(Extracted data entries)
BEGIN

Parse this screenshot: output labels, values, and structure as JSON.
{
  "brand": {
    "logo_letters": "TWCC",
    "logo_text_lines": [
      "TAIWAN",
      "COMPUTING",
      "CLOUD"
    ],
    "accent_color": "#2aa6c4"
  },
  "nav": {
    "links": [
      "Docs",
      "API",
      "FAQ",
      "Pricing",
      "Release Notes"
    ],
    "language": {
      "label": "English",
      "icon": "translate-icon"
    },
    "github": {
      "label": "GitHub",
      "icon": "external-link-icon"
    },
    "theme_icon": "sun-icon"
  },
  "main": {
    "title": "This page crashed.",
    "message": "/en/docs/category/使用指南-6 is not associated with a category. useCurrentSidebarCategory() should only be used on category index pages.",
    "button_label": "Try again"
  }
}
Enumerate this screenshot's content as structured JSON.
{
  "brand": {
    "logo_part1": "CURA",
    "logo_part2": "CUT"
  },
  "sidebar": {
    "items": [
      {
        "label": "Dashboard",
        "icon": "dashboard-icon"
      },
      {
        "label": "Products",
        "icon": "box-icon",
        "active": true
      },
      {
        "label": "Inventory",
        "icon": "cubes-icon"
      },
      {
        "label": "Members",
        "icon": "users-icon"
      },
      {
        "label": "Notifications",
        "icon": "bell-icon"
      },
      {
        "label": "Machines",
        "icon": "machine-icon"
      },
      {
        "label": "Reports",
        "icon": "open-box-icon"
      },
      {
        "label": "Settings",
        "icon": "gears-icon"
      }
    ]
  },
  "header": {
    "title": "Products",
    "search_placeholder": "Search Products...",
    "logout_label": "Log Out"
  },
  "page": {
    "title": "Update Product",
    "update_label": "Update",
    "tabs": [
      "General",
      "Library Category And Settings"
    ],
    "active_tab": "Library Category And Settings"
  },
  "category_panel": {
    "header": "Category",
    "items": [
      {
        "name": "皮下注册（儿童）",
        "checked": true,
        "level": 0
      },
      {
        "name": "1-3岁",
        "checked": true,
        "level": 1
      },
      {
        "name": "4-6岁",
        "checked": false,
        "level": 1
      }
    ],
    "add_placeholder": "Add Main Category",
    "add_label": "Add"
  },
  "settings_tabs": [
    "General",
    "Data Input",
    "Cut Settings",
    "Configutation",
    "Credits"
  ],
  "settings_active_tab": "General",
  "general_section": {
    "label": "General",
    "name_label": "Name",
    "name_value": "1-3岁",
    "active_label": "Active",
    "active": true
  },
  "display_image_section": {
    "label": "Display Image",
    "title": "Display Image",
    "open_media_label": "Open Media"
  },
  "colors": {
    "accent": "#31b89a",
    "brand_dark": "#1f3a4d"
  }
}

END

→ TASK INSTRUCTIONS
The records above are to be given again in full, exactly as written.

→ YOUR RESPONSE
Parse this screenshot: output labels, values, and structure as JSON.
{
  "brand": {
    "logo_letters": "TWCC",
    "logo_text_lines": [
      "TAIWAN",
      "COMPUTING",
      "CLOUD"
    ],
    "accent_color": "#2aa6c4"
  },
  "nav": {
    "links": [
      "Docs",
      "API",
      "FAQ",
      "Pricing",
      "Release Notes"
    ],
    "language": {
      "label": "English",
      "icon": "translate-icon"
    },
    "github": {
      "label": "GitHub",
      "icon": "external-link-icon"
    },
    "theme_icon": "sun-icon"
  },
  "main": {
    "title": "This page crashed.",
    "message": "/en/docs/category/使用指南-6 is not associated with a category. useCurrentSidebarCategory() should only be used on category index pages.",
    "button_label": "Try again"
  }
}
Enumerate this screenshot's content as structured JSON.
{
  "brand": {
    "logo_part1": "CURA",
    "logo_part2": "CUT"
  },
  "sidebar": {
    "items": [
      {
        "label": "Dashboard",
        "icon": "dashboard-icon"
      },
      {
        "label": "Products",
        "icon": "box-icon",
        "active": true
      },
      {
        "label": "Inventory",
        "icon": "cubes-icon"
      },
      {
        "label": "Members",
        "icon": "users-icon"
      },
      {
        "label": "Notifications",
        "icon": "bell-icon"
      },
      {
        "label": "Machines",
        "icon": "machine-icon"
      },
      {
        "label": "Reports",
        "icon": "open-box-icon"
      },
      {
        "label": "Settings",
        "icon": "gears-icon"
      }
    ]
  },
  "header": {
    "title": "Products",
    "search_placeholder": "Search Products...",
    "logout_label": "Log Out"
  },
  "page": {
    "title": "Update Product",
    "update_label": "Update",
    "tabs": [
      "General",
      "Library Category And Settings"
    ],
    "active_tab": "Library Category And Settings"
  },
  "category_panel": {
    "header": "Category",
    "items": [
      {
        "name": "皮下注册（儿童）",
        "checked": true,
        "level": 0
      },
      {
        "name": "1-3岁",
        "checked": true,
        "level": 1
      },
      {
        "name": "4-6岁",
        "checked": false,
        "level": 1
      }
    ],
    "add_placeholder": "Add Main Category",
    "add_label": "Add"
  },
  "settings_tabs": [
    "General",
    "Data Input",
    "Cut Settings",
    "Configutation",
    "Credits"
  ],
  "settings_active_tab": "General",
  "general_section": {
    "label": "General",
    "name_label": "Name",
    "name_value": "1-3岁",
    "active_label": "Active",
    "active": true
  },
  "display_image_section": {
    "label": "Display Image",
    "title": "Display Image",
    "open_media_label": "Open Media"
  },
  "colors": {
    "accent": "#31b89a",
    "brand_dark": "#1f3a4d"
  }
}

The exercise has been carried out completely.